of CRM technology. Technology is enabling outsourcing to
be successful. With that success, the quality and value add
are only getting better.
The BPO trend will require a major infrastructure buildout
that includes broadband connectivity, databases, hosting,
security tools, application integration tools, Web-enabled
ERP applications, application integration modules, supply
chain management, content management, dynamic pricing
suites, payment and settlement, and the list goes on. All
the pundits who are predicting the demise of the IT industry
might be surprised by the growth in infrastructure
Core versus Non-Core Processes
What are your core processes? What do you consider to be
your non-core processes? Are you doing a significant
amount of non-core processes in-house? If you are, then
you are a good candidate for an outsourcing strategy.
Manufacturing and service outsourcing have changed over
the years. It is a macroeconomic trend to which every
company needs to react. If your competitor can make a
product and provide associated services for less than you,
then you need to follow, or risk being put of out of

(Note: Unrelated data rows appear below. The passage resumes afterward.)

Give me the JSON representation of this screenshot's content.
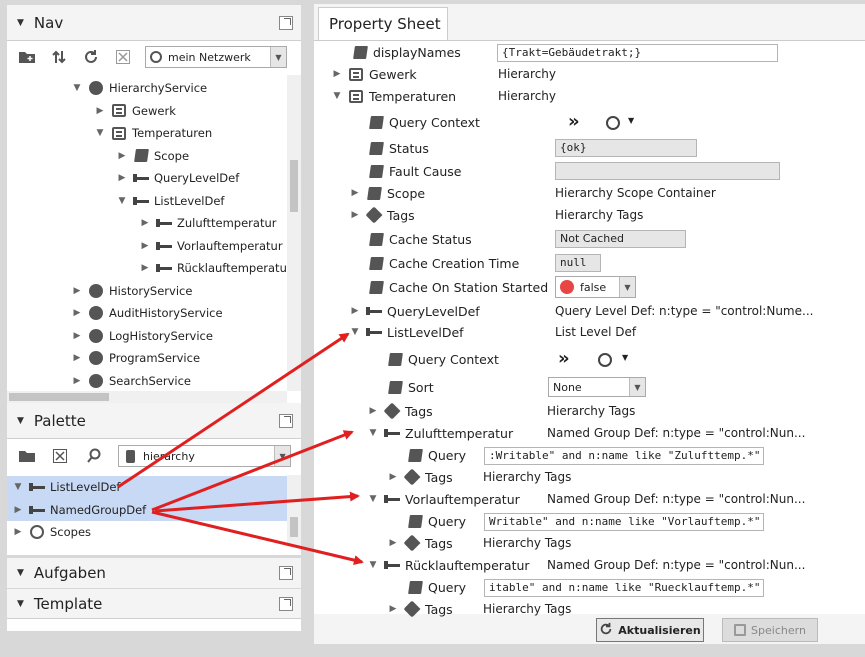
{
  "nav": {
    "title": "Nav",
    "network_label": "mein Netzwerk",
    "tree": [
      {
        "label": "HierarchyService",
        "icon": "hierarchy-service-icon",
        "toggle": "▼"
      },
      {
        "label": "Gewerk",
        "icon": "hierarchy-icon",
        "toggle": "▶"
      },
      {
        "label": "Temperaturen",
        "icon": "hierarchy-icon",
        "toggle": "▼"
      },
      {
        "label": "Scope",
        "icon": "scope-icon",
        "toggle": "▶"
      },
      {
        "label": "QueryLevelDef",
        "icon": "level-def-icon",
        "toggle": "▶"
      },
      {
        "label": "ListLevelDef",
        "icon": "level-def-icon",
        "toggle": "▼"
      },
      {
        "label": "Zulufttemperatur",
        "icon": "level-def-icon",
        "toggle": "▶"
      },
      {
        "label": "Vorlauftemperatur",
        "icon": "level-def-icon",
        "toggle": "▶"
      },
      {
        "label": "Rücklauftemperatur",
        "icon": "level-def-icon",
        "toggle": "▶"
      },
      {
        "label": "HistoryService",
        "icon": "history-service-icon",
        "toggle": "▶"
      },
      {
        "label": "AuditHistoryService",
        "icon": "audit-history-icon",
        "toggle": "▶"
      },
      {
        "label": "LogHistoryService",
        "icon": "log-history-icon",
        "toggle": "▶"
      },
      {
        "label": "ProgramService",
        "icon": "program-service-icon",
        "toggle": "▶"
      },
      {
        "label": "SearchService",
        "icon": "search-service-icon",
        "toggle": "▶"
      }
    ]
  },
  "palette": {
    "title": "Palette",
    "search_value": "hierarchy",
    "items": [
      {
        "label": "ListLevelDef",
        "toggle": "▼"
      },
      {
        "label": "NamedGroupDef",
        "toggle": "▶"
      },
      {
        "label": "Scopes",
        "toggle": "▶"
      }
    ]
  },
  "aufgaben": {
    "title": "Aufgaben"
  },
  "template": {
    "title": "Template"
  },
  "sheet": {
    "tab": "Property Sheet",
    "rows": [
      {
        "name": "displayNames",
        "value": "{Trakt=Gebäudetrakt;}"
      },
      {
        "name": "Gewerk",
        "value": "Hierarchy"
      },
      {
        "name": "Temperaturen",
        "value": "Hierarchy"
      },
      {
        "name": "Query Context",
        "value": ""
      },
      {
        "name": "Status",
        "value": "{ok}"
      },
      {
        "name": "Fault Cause",
        "value": ""
      },
      {
        "name": "Scope",
        "value": "Hierarchy Scope Container"
      },
      {
        "name": "Tags",
        "value": "Hierarchy Tags"
      },
      {
        "name": "Cache Status",
        "value": "Not Cached"
      },
      {
        "name": "Cache Creation Time",
        "value": "null"
      },
      {
        "name": "Cache On Station Started",
        "value": "false"
      },
      {
        "name": "QueryLevelDef",
        "value": "Query Level Def: n:type = \"control:Nume..."
      },
      {
        "name": "ListLevelDef",
        "value": "List Level Def"
      },
      {
        "name": "Query Context",
        "value": ""
      },
      {
        "name": "Sort",
        "value": "None"
      },
      {
        "name": "Tags",
        "value": "Hierarchy Tags"
      },
      {
        "name": "Zulufttemperatur",
        "value": "Named Group Def: n:type = \"control:Nun..."
      },
      {
        "name": "Query",
        "value": ":Writable\" and n:name like \"Zulufttemp.*\""
      },
      {
        "name": "Tags",
        "value": "Hierarchy Tags"
      },
      {
        "name": "Vorlauftemperatur",
        "value": "Named Group Def: n:type = \"control:Nun..."
      },
      {
        "name": "Query",
        "value": "Writable\" and n:name like \"Vorlauftemp.*\""
      },
      {
        "name": "Tags",
        "value": "Hierarchy Tags"
      },
      {
        "name": "Rücklauftemperatur",
        "value": "Named Group Def: n:type = \"control:Nun..."
      },
      {
        "name": "Query",
        "value": "itable\" and n:name like \"Ruecklauftemp.*\""
      },
      {
        "name": "Tags",
        "value": "Hierarchy Tags"
      }
    ],
    "refresh_label": "Aktualisieren",
    "save_label": "Speichern"
  },
  "colors": {
    "annotation_arrow": "#e02020",
    "selection": "#c7d9f5",
    "false_dot": "#e84545"
  }
}
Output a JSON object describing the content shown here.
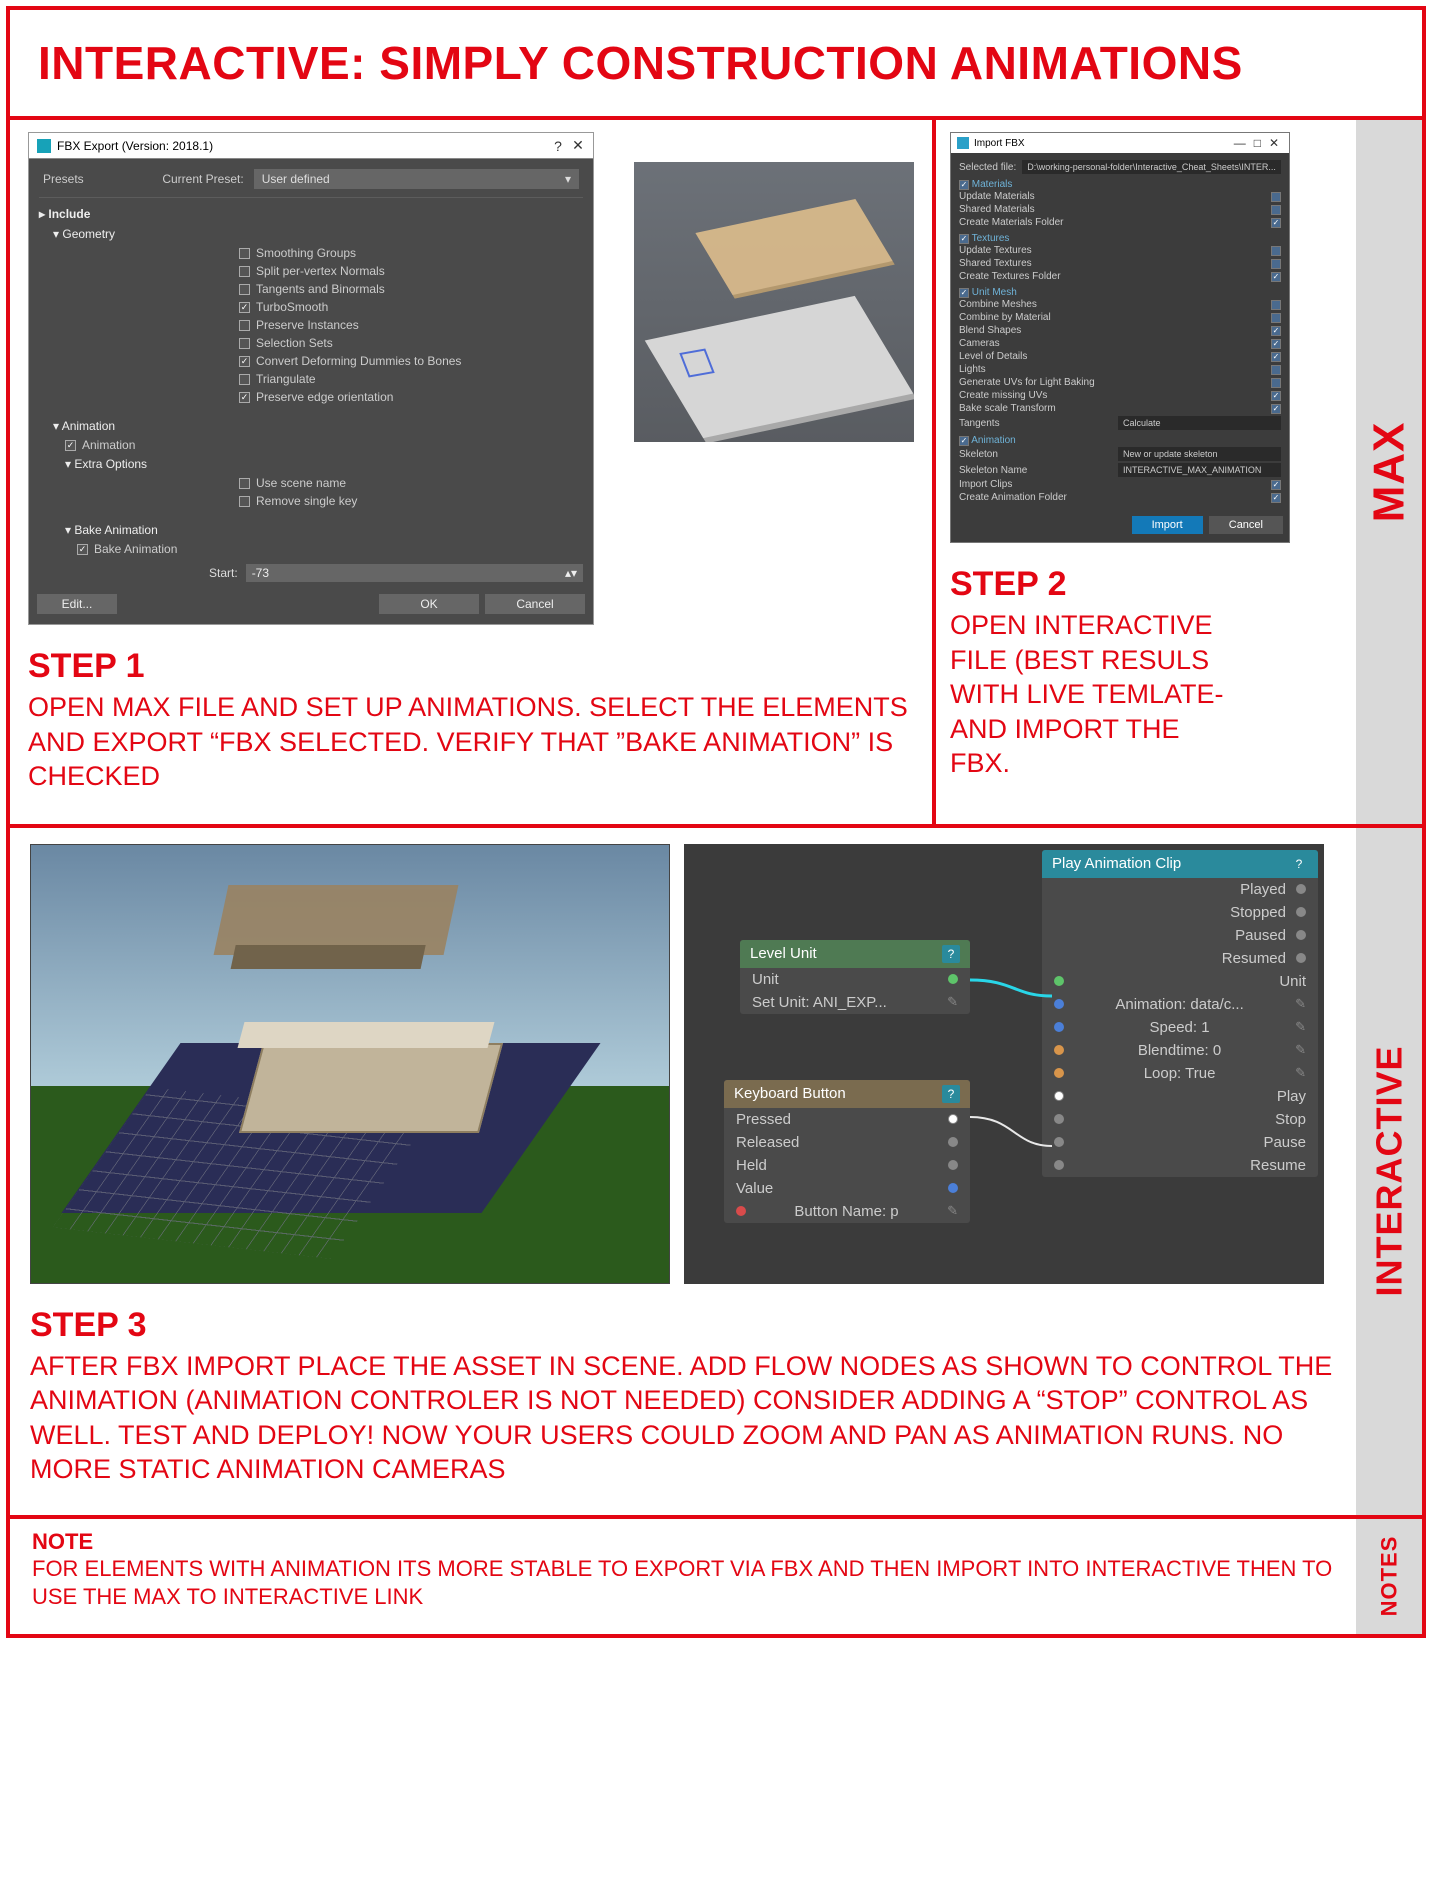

business. Follow the old adage: Don't fight the market.
Although initially low-skilled jobs such as manufacturing,
call center, and computer coding were shifted abroad, as
more companies expand their offerings into outsourcing,
new functions like human resources and knowledge skills
like technology are being outsourced. As the worldwide
migration continues and the movement overseas matures,
more high-skilled jobs such as accounting and engineering
will likely be sent abroad.
As functions are outsourced, more standards in processes
are created. Just like in ERP where processes such as
finance and manufacturing were standardized, a similar
thing will happen in HR, logistics, and accounting processes.
Offshoring Outsourcing
Since the 1970s, many Western companies began
manufacturing products in offshore locations such as Japan,
Korea, Thailand, and Taiwan. Despite the relatively high
cost of transporting the goods by sea and air, it was
cheaper to make them in the Far East (and in Mexico after
the NAFTA treaty) than to keep manufacturing in the United
States or Europe.
Most companies are now adjusted to manufacturing being
done offshore. What took place in manufacturing is now
occurring in back-room processing and services. Ten years
ago, if anyone had boldly predicted that by 2003 we would
begin to see back-room service centers and call centers
housed in India or the Philippines, they would have been
laughed at. How could high-touch customer service agents
who interact directly with customers work halfway around
the world? The cost would be prohibitive given that
monitoring the agents would be impossible and every call
would be international.
With the advent of reliable, cheap global communications,
the Internet, and the abundance of skilled labor forces in
many developing countries, offshore service centers have
become both feasible and real. Many banks and others in
the financial industry have already moved IT operations
abroad, and some have started business process offshoring
efforts in which whole processing tasks are exported.
The main driver of outsourcing has always been cost
savings. Although it is not the sole reason businesses look
to outsource today, reducing expenses is still a major
consideration. Since cost is such a priority, it makes sense
that one of the biggest trends in outsourcing is offshoring.
Countries such as India have a large, highly educated,
English-speaking resource pool from which to pull. By
outsourcing functions such as call centers or accounting,
operational expenses can be reduced by at least 50%.
Offshoring is a critical strategic issue. We have found that
productivity gains resulting from outsourcing advancements
disproportionately fall into the hands of very large
companies that can afford to capitalize the expenses
required to set up and maintain complex offshoring
The bottom line: With outsourcing's next wave crashing on the shore,
businesses that don't figure out a way to surf it will be forfeiting significant
competitive advantage. Yet, as with all management tools, BPO will continue to
reflect the ability of forward-thinking managers to anticipate and adapt to
change and to use outsourcing effectively within an overall framework of
continuous improvement that matters.
Source: E-Business Strategies